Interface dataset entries
********

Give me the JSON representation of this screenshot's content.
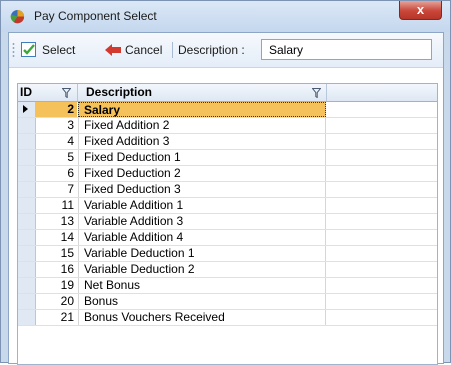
{
  "window": {
    "title": "Pay Component Select",
    "close_label": "x"
  },
  "toolbar": {
    "select_label": "Select",
    "cancel_label": "Cancel",
    "description_label": "Description :",
    "description_value": "Salary"
  },
  "grid": {
    "columns": {
      "id": "ID",
      "description": "Description"
    },
    "rows": [
      {
        "id": "2",
        "description": "Salary"
      },
      {
        "id": "3",
        "description": "Fixed Addition 2"
      },
      {
        "id": "4",
        "description": "Fixed Addition 3"
      },
      {
        "id": "5",
        "description": "Fixed Deduction 1"
      },
      {
        "id": "6",
        "description": "Fixed Deduction 2"
      },
      {
        "id": "7",
        "description": "Fixed Deduction 3"
      },
      {
        "id": "11",
        "description": "Variable Addition 1"
      },
      {
        "id": "13",
        "description": "Variable Addition 3"
      },
      {
        "id": "14",
        "description": "Variable Addition 4"
      },
      {
        "id": "15",
        "description": "Variable Deduction 1"
      },
      {
        "id": "16",
        "description": "Variable Deduction 2"
      },
      {
        "id": "19",
        "description": "Net Bonus"
      },
      {
        "id": "20",
        "description": "Bonus"
      },
      {
        "id": "21",
        "description": "Bonus Vouchers Received"
      }
    ]
  },
  "colors": {
    "selection": "#f5c15a",
    "close": "#c9463a",
    "header": "#dde7f3"
  }
}
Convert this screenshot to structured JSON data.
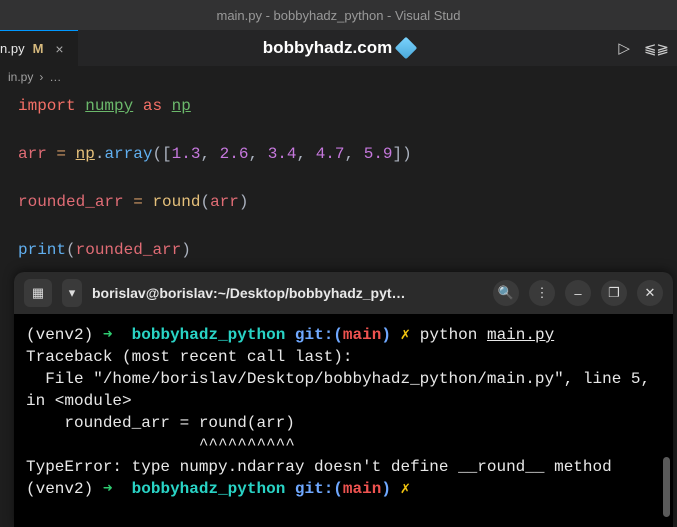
{
  "window": {
    "title": "main.py - bobbyhadz_python - Visual Stud"
  },
  "tab": {
    "name": "n.py",
    "modified_badge": "M",
    "close": "×"
  },
  "center_brand": "bobbyhadz.com",
  "run_icon": "▷",
  "split_icon": "⫹⫺",
  "breadcrumb": {
    "file": "in.py",
    "sep": "›",
    "more": "…"
  },
  "code": {
    "l1_import": "import",
    "l1_numpy": "numpy",
    "l1_as": "as",
    "l1_np": "np",
    "l3_arr": "arr",
    "l3_eq": " = ",
    "l3_np": "np",
    "l3_dot": ".",
    "l3_array": "array",
    "l3_open": "([",
    "l3_n1": "1.3",
    "l3_c": ", ",
    "l3_n2": "2.6",
    "l3_n3": "3.4",
    "l3_n4": "4.7",
    "l3_n5": "5.9",
    "l3_close": "])",
    "l5_rarr": "rounded_arr",
    "l5_eq": " = ",
    "l5_round": "round",
    "l5_open": "(",
    "l5_arg": "arr",
    "l5_close": ")",
    "l7_print": "print",
    "l7_open": "(",
    "l7_arg": "rounded_arr",
    "l7_close": ")"
  },
  "terminal": {
    "header": {
      "new_tab": "▦",
      "dropdown": "▾",
      "title": "borislav@borislav:~/Desktop/bobbyhadz_pyt…",
      "search": "🔍",
      "menu": "⋮",
      "min": "–",
      "max": "❐",
      "close": "✕"
    },
    "p1_venv": "(venv2)",
    "p1_arrow": " ➜ ",
    "p1_dir": " bobbyhadz_python",
    "p1_git": " git:(",
    "p1_branch": "main",
    "p1_gitclose": ")",
    "p1_x": " ✗",
    "p1_cmd": " python ",
    "p1_file": "main.py",
    "trace1": "Traceback (most recent call last):",
    "trace2": "  File \"/home/borislav/Desktop/bobbyhadz_python/main.py\", line 5, in <module>",
    "trace3": "    rounded_arr = round(arr)",
    "trace4": "                  ^^^^^^^^^^",
    "trace5": "TypeError: type numpy.ndarray doesn't define __round__ method",
    "p2_venv": "(venv2)",
    "p2_arrow": " ➜ ",
    "p2_dir": " bobbyhadz_python",
    "p2_git": " git:(",
    "p2_branch": "main",
    "p2_gitclose": ")",
    "p2_x": " ✗"
  }
}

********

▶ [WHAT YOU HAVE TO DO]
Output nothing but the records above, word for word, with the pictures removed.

▶ [WRITTEN RESPONSE]
Give me the JSON representation of this screenshot's content.
{
  "window": {
    "title": "Pay Component Select",
    "close_label": "x"
  },
  "toolbar": {
    "select_label": "Select",
    "cancel_label": "Cancel",
    "description_label": "Description :",
    "description_value": "Salary"
  },
  "grid": {
    "columns": {
      "id": "ID",
      "description": "Description"
    },
    "rows": [
      {
        "id": "2",
        "description": "Salary"
      },
      {
        "id": "3",
        "description": "Fixed Addition 2"
      },
      {
        "id": "4",
        "description": "Fixed Addition 3"
      },
      {
        "id": "5",
        "description": "Fixed Deduction 1"
      },
      {
        "id": "6",
        "description": "Fixed Deduction 2"
      },
      {
        "id": "7",
        "description": "Fixed Deduction 3"
      },
      {
        "id": "11",
        "description": "Variable Addition 1"
      },
      {
        "id": "13",
        "description": "Variable Addition 3"
      },
      {
        "id": "14",
        "description": "Variable Addition 4"
      },
      {
        "id": "15",
        "description": "Variable Deduction 1"
      },
      {
        "id": "16",
        "description": "Variable Deduction 2"
      },
      {
        "id": "19",
        "description": "Net Bonus"
      },
      {
        "id": "20",
        "description": "Bonus"
      },
      {
        "id": "21",
        "description": "Bonus Vouchers Received"
      }
    ]
  },
  "colors": {
    "selection": "#f5c15a",
    "close": "#c9463a",
    "header": "#dde7f3"
  }
}
Convert this screenshot to structured JSON data.
{
  "window": {
    "title": "main.py - bobbyhadz_python - Visual Stud"
  },
  "tab": {
    "name": "n.py",
    "modified_badge": "M",
    "close": "×"
  },
  "center_brand": "bobbyhadz.com",
  "run_icon": "▷",
  "split_icon": "⫹⫺",
  "breadcrumb": {
    "file": "in.py",
    "sep": "›",
    "more": "…"
  },
  "code": {
    "l1_import": "import",
    "l1_numpy": "numpy",
    "l1_as": "as",
    "l1_np": "np",
    "l3_arr": "arr",
    "l3_eq": " = ",
    "l3_np": "np",
    "l3_dot": ".",
    "l3_array": "array",
    "l3_open": "([",
    "l3_n1": "1.3",
    "l3_c": ", ",
    "l3_n2": "2.6",
    "l3_n3": "3.4",
    "l3_n4": "4.7",
    "l3_n5": "5.9",
    "l3_close": "])",
    "l5_rarr": "rounded_arr",
    "l5_eq": " = ",
    "l5_round": "round",
    "l5_open": "(",
    "l5_arg": "arr",
    "l5_close": ")",
    "l7_print": "print",
    "l7_open": "(",
    "l7_arg": "rounded_arr",
    "l7_close": ")"
  },
  "terminal": {
    "header": {
      "new_tab": "▦",
      "dropdown": "▾",
      "title": "borislav@borislav:~/Desktop/bobbyhadz_pyt…",
      "search": "🔍",
      "menu": "⋮",
      "min": "–",
      "max": "❐",
      "close": "✕"
    },
    "p1_venv": "(venv2)",
    "p1_arrow": " ➜ ",
    "p1_dir": " bobbyhadz_python",
    "p1_git": " git:(",
    "p1_branch": "main",
    "p1_gitclose": ")",
    "p1_x": " ✗",
    "p1_cmd": " python ",
    "p1_file": "main.py",
    "trace1": "Traceback (most recent call last):",
    "trace2": "  File \"/home/borislav/Desktop/bobbyhadz_python/main.py\", line 5, in <module>",
    "trace3": "    rounded_arr = round(arr)",
    "trace4": "                  ^^^^^^^^^^",
    "trace5": "TypeError: type numpy.ndarray doesn't define __round__ method",
    "p2_venv": "(venv2)",
    "p2_arrow": " ➜ ",
    "p2_dir": " bobbyhadz_python",
    "p2_git": " git:(",
    "p2_branch": "main",
    "p2_gitclose": ")",
    "p2_x": " ✗"
  }
}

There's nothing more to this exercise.